[Records excerpted from a collection]
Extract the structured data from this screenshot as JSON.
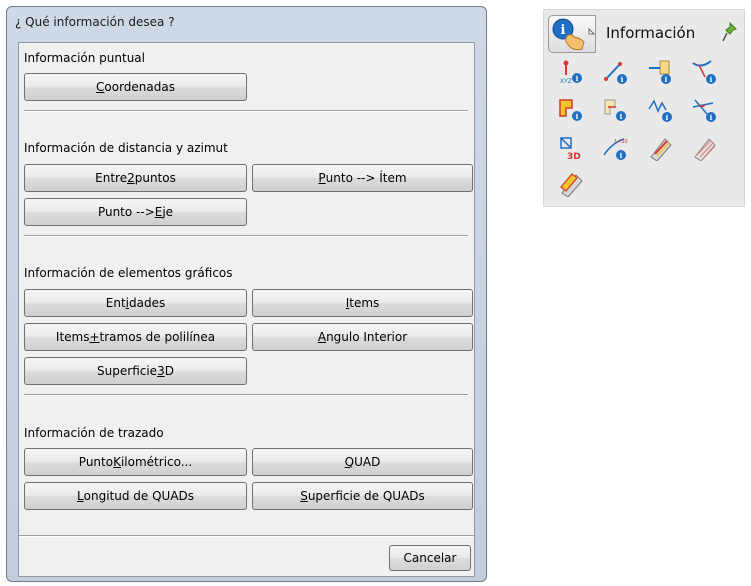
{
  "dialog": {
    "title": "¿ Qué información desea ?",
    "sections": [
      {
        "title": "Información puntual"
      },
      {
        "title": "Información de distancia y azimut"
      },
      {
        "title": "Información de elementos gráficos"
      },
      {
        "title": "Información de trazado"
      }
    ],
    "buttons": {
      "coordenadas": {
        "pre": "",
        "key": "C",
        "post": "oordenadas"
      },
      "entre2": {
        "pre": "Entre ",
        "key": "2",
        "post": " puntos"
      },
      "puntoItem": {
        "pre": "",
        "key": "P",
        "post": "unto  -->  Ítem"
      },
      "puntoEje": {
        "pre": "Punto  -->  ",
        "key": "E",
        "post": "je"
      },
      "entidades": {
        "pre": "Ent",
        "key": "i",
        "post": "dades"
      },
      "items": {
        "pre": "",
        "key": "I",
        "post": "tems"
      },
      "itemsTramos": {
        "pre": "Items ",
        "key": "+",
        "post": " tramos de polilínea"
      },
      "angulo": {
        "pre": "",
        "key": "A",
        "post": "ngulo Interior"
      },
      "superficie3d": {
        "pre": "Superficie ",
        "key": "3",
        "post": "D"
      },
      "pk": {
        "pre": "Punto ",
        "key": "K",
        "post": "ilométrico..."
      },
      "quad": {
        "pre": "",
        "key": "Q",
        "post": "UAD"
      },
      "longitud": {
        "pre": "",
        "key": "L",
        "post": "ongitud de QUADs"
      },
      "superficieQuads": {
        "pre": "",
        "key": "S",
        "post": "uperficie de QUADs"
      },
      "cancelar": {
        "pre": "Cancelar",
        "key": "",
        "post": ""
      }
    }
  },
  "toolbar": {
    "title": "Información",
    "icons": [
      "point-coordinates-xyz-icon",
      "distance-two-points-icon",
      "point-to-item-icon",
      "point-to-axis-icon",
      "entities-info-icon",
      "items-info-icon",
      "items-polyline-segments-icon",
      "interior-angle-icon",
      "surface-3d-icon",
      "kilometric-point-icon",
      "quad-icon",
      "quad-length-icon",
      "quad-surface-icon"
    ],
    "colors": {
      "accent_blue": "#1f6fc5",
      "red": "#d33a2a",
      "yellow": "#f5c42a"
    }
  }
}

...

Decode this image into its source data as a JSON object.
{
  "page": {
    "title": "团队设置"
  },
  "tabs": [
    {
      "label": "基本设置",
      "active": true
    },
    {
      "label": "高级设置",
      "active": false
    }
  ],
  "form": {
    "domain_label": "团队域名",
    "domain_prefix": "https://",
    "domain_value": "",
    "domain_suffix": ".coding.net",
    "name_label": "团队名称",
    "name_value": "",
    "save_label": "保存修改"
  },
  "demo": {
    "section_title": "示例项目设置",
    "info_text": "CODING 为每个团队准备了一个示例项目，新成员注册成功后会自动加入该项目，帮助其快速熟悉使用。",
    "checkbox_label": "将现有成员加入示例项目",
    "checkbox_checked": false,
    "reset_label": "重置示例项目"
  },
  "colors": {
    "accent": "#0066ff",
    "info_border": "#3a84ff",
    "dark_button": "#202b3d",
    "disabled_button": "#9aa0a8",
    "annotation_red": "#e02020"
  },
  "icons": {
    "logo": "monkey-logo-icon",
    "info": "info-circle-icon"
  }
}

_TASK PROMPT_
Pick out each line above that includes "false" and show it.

_TASK ANSWER_
      "active": false
    "checkbox_checked": false,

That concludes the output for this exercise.